The laws of China sti­pu­late that whoe­ver shows dis­res­pect for the empe­ror shall be puni­shed by death. As they do not define what this dis­res­pect is, any­thing can fur­nish a pre­text to take the life of anyone at all, and to exter­mi­nate any family at all.

When two per­sons res­pon­si­ble for wri­ting the court gazette had inclu­ded cir­cum­stan­ces in some anec­dote which were found to be untrue, someone said that to lie in a court gazette was to show dis­res­pect for the court, and they were put to death.1 A prince of the blood having dis­trac­tedly pla­ced a note on a memo­rial signed with red brush by the empe­ror, it was deci­ded he had shown dis­res­pect for the empe­ror, which unlea­shed against that family of one of the most hor­ren­dous per­se­cu­tions that his­tory has ever recor­ded.2

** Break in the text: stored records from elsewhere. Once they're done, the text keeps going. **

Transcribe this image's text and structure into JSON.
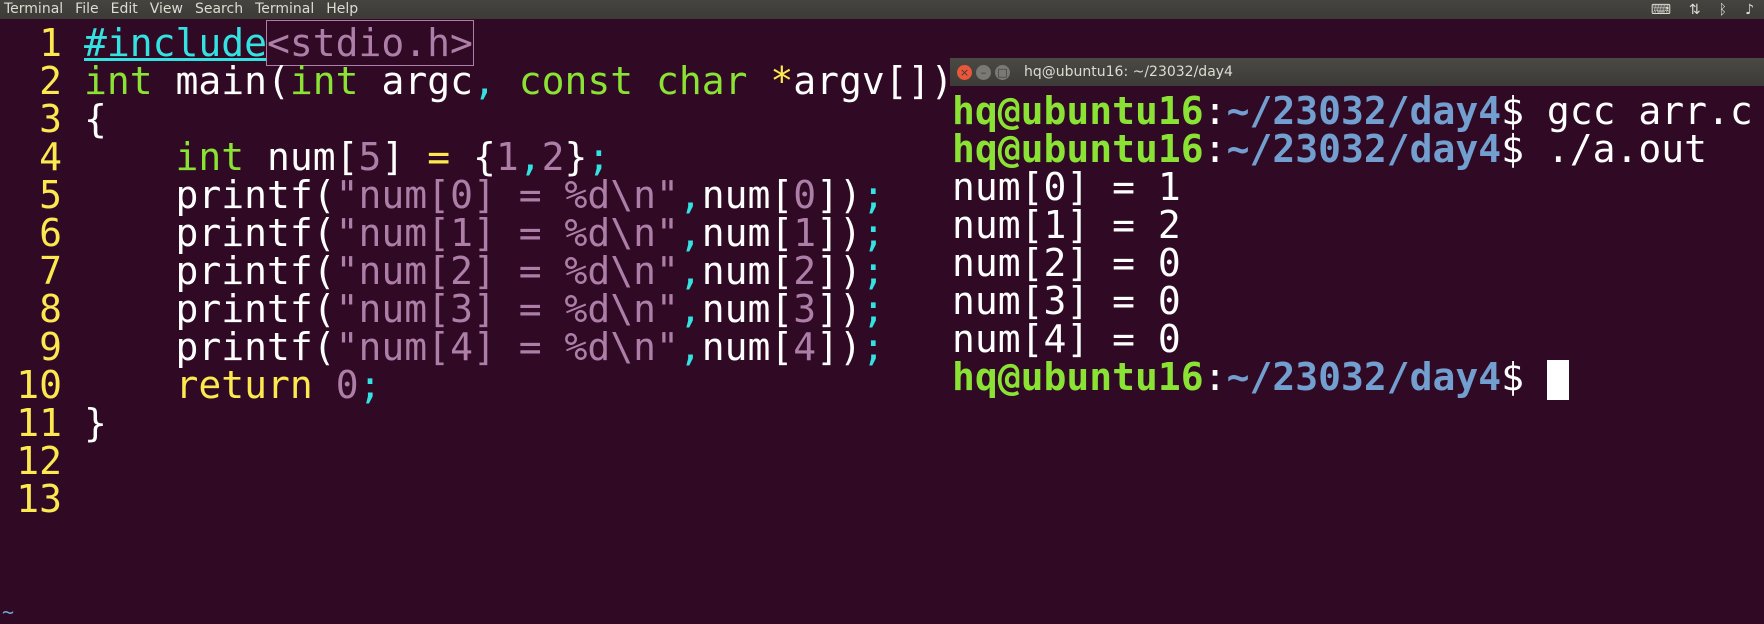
{
  "menubar": {
    "items": [
      "Terminal",
      "File",
      "Edit",
      "View",
      "Search",
      "Terminal",
      "Help"
    ],
    "tray_icons": [
      "keyboard-icon",
      "network-arrows-icon",
      "bluetooth-icon",
      "volume-icon"
    ]
  },
  "editor": {
    "line_numbers": [
      "1",
      "2",
      "3",
      "4",
      "5",
      "6",
      "7",
      "8",
      "9",
      "10",
      "11",
      "12",
      "13"
    ],
    "lines": {
      "l1": {
        "pp": "#include",
        "inc": "<stdio.h>"
      },
      "l2": {
        "t1": "int",
        "t2": " main(",
        "t3": "int",
        "t4": " argc",
        "t5": ",",
        "t6": " const",
        "t7": " char",
        "t8": " *",
        "t9": "argv[])"
      },
      "l3": {
        "t1": "{"
      },
      "l4": {
        "indent": "    ",
        "t1": "int",
        "t2": " num[",
        "t3": "5",
        "t4": "] ",
        "t5": "=",
        "t6": " {",
        "t7": "1",
        "t8": ",",
        "t9": "2",
        "t10": "}",
        "t11": ";"
      },
      "printf_lines": [
        {
          "idx": "0"
        },
        {
          "idx": "1"
        },
        {
          "idx": "2"
        },
        {
          "idx": "3"
        },
        {
          "idx": "4"
        }
      ],
      "printf_fn": "printf(",
      "printf_str_open": "\"num[",
      "printf_str_close": "] = %d\\n\"",
      "printf_comma": ",",
      "printf_arr": "num[",
      "printf_end": "])",
      "printf_semi": ";",
      "l10": {
        "t1": "return",
        "t2": " ",
        "t3": "0",
        "t4": ";"
      },
      "l11": {
        "t1": "}"
      }
    },
    "tilde": "~"
  },
  "terminal": {
    "title": "hq@ubuntu16: ~/23032/day4",
    "close_glyph": "×",
    "min_glyph": "–",
    "max_glyph": "□",
    "prompt_user": "hq@ubuntu16",
    "prompt_colon": ":",
    "prompt_path": "~/23032/day4",
    "prompt_dollar": "$ ",
    "cmd1": "gcc arr.c",
    "cmd2": "./a.out",
    "output": [
      "num[0] = 1",
      "num[1] = 2",
      "num[2] = 0",
      "num[3] = 0",
      "num[4] = 0"
    ]
  }
}
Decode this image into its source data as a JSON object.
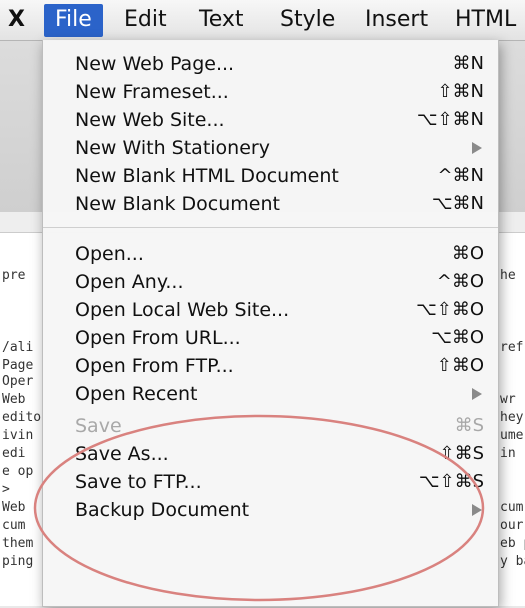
{
  "menubar": {
    "items": [
      {
        "label": "X"
      },
      {
        "label": "File"
      },
      {
        "label": "Edit"
      },
      {
        "label": "Text"
      },
      {
        "label": "Style"
      },
      {
        "label": "Insert"
      },
      {
        "label": "HTML"
      }
    ]
  },
  "file_menu": {
    "groups": [
      [
        {
          "label": "New Web Page...",
          "shortcut": "⌘N"
        },
        {
          "label": "New Frameset...",
          "shortcut": "⇧⌘N"
        },
        {
          "label": "New Web Site...",
          "shortcut": "⌥⇧⌘N"
        },
        {
          "label": "New With Stationery",
          "submenu": true
        },
        {
          "label": "New Blank HTML Document",
          "shortcut": "^⌘N"
        },
        {
          "label": "New Blank Document",
          "shortcut": "⌥⌘N"
        }
      ],
      [
        {
          "label": "Open...",
          "shortcut": "⌘O"
        },
        {
          "label": "Open Any...",
          "shortcut": "^⌘O"
        },
        {
          "label": "Open Local Web Site...",
          "shortcut": "⌥⇧⌘O"
        },
        {
          "label": "Open From URL...",
          "shortcut": "⌥⌘O"
        },
        {
          "label": "Open From FTP...",
          "shortcut": "⇧⌘O"
        },
        {
          "label": "Open Recent",
          "submenu": true
        },
        {
          "label": "Save",
          "shortcut": "⌘S",
          "disabled": true
        },
        {
          "label": "Save As...",
          "shortcut": "⇧⌘S"
        },
        {
          "label": "Save to FTP...",
          "shortcut": "⌥⇧⌘S"
        },
        {
          "label": "Backup Document",
          "submenu": true
        }
      ]
    ]
  },
  "background_text": {
    "lines": [
      {
        "text": "pre"
      },
      {
        "text": "/ali"
      },
      {
        "text": "Page"
      },
      {
        "text": "Oper"
      },
      {
        "text": "Web"
      },
      {
        "text": "edito"
      },
      {
        "text": "ivin"
      },
      {
        "text": " edi"
      },
      {
        "text": "e op"
      },
      {
        "text": ">"
      },
      {
        "text": "Web"
      },
      {
        "text": "cum"
      },
      {
        "text": "them"
      },
      {
        "text": "ping"
      }
    ],
    "right_fragments": [
      {
        "text": "he"
      },
      {
        "text": "ref."
      },
      {
        "text": "wr"
      },
      {
        "text": "hey"
      },
      {
        "text": "ume"
      },
      {
        "text": "in"
      },
      {
        "text": "cum"
      },
      {
        "text": "our"
      },
      {
        "text": "eb p"
      },
      {
        "text": "y ba"
      }
    ]
  },
  "colors": {
    "menu_highlight": "#2b63c9",
    "annotation": "#d9827f"
  }
}
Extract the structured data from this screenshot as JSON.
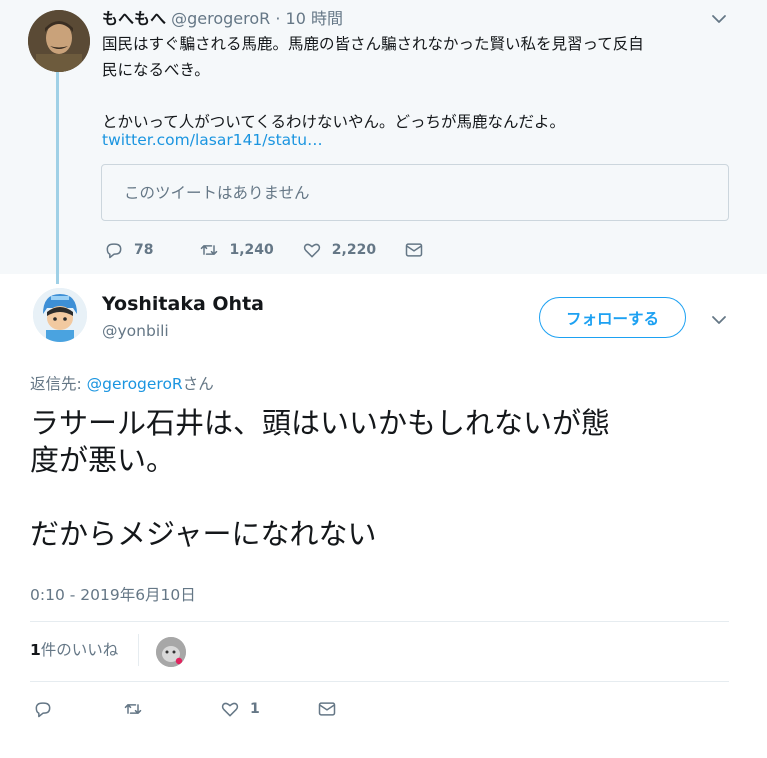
{
  "parent_tweet": {
    "display_name": "もへもへ",
    "handle": "@gerogeroR",
    "separator": "·",
    "time": "10 時間",
    "text": "国民はすぐ騙される馬鹿。馬鹿の皆さん騙されなかった賢い私を見習って反自\n民になるべき。\n\nとかいって人がついてくるわけないやん。どっちが馬鹿なんだよ。",
    "link": "twitter.com/lasar141/statu…",
    "quote_unavailable": "このツイートはありません",
    "counts": {
      "replies": "78",
      "retweets": "1,240",
      "likes": "2,220"
    }
  },
  "main_tweet": {
    "display_name": "Yoshitaka Ohta",
    "handle": "@yonbili",
    "follow_label": "フォローする",
    "reply_prefix": "返信先: ",
    "reply_mention": "@gerogeroR",
    "reply_suffix": "さん",
    "text": "ラサール石井は、頭はいいかもしれないが態\n度が悪い。\n\nだからメジャーになれない",
    "timestamp": "0:10 - 2019年6月10日",
    "likes_count": "1",
    "likes_label": "件のいいね",
    "action_like_count": "1"
  },
  "icons": [
    "chevron-down-icon",
    "reply-icon",
    "retweet-icon",
    "heart-icon",
    "mail-icon"
  ],
  "colors": {
    "link": "#1b95e0",
    "accent": "#1da1f2",
    "muted": "#657786",
    "parent_bg": "#f5f8fa",
    "thread_line": "#9fd0e6"
  }
}
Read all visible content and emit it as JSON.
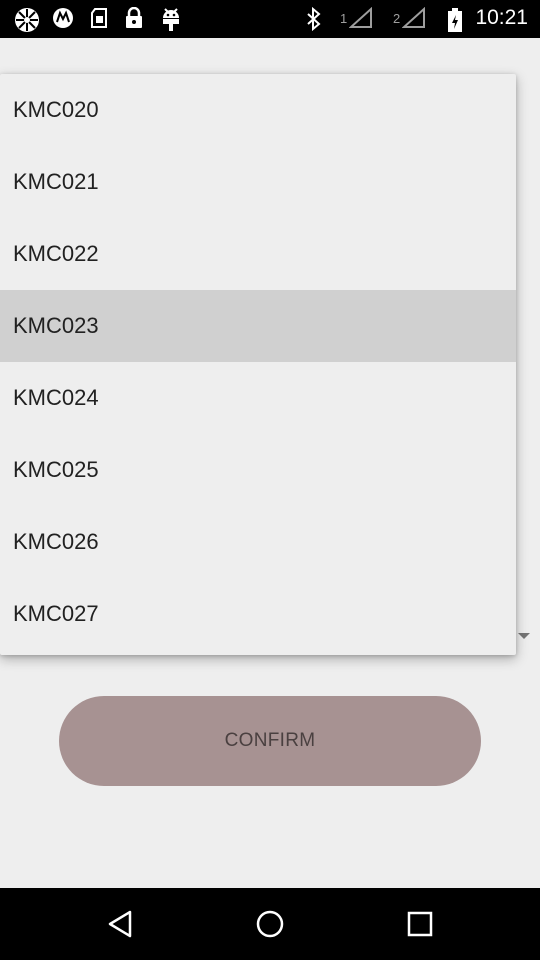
{
  "status_bar": {
    "time": "10:21",
    "sim1_label": "1",
    "sim2_label": "2",
    "icons": [
      "app-icon",
      "motorola-icon",
      "sim-card-icon",
      "lock-icon",
      "android-debug-icon",
      "bluetooth-icon",
      "signal-icon",
      "signal-icon",
      "battery-icon"
    ]
  },
  "dropdown": {
    "items": [
      {
        "label": "KMC020"
      },
      {
        "label": "KMC021"
      },
      {
        "label": "KMC022"
      },
      {
        "label": "KMC023"
      },
      {
        "label": "KMC024"
      },
      {
        "label": "KMC025"
      },
      {
        "label": "KMC026"
      },
      {
        "label": "KMC027"
      }
    ],
    "selected_value": "KMC023"
  },
  "confirm": {
    "label": "CONFIRM"
  },
  "nav": {
    "icons": [
      "back-icon",
      "home-icon",
      "recents-icon"
    ]
  },
  "colors": {
    "background": "#eeeeee",
    "selected_row": "#d0d0d0",
    "confirm_button": "#a79292"
  }
}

All it takes is for the crime of lese-majesty to be vague for the govern­ment to dege­ne­rate into des­po­tism. I shall speak more exten­si­vely on this sub­ject in the book on the com­po­si­tion of laws.3

Father du Halde, vol. I, p. 43.

Letters of Father Parrenin in Lettres édifiantes et curieuses.

[Book XXIX.]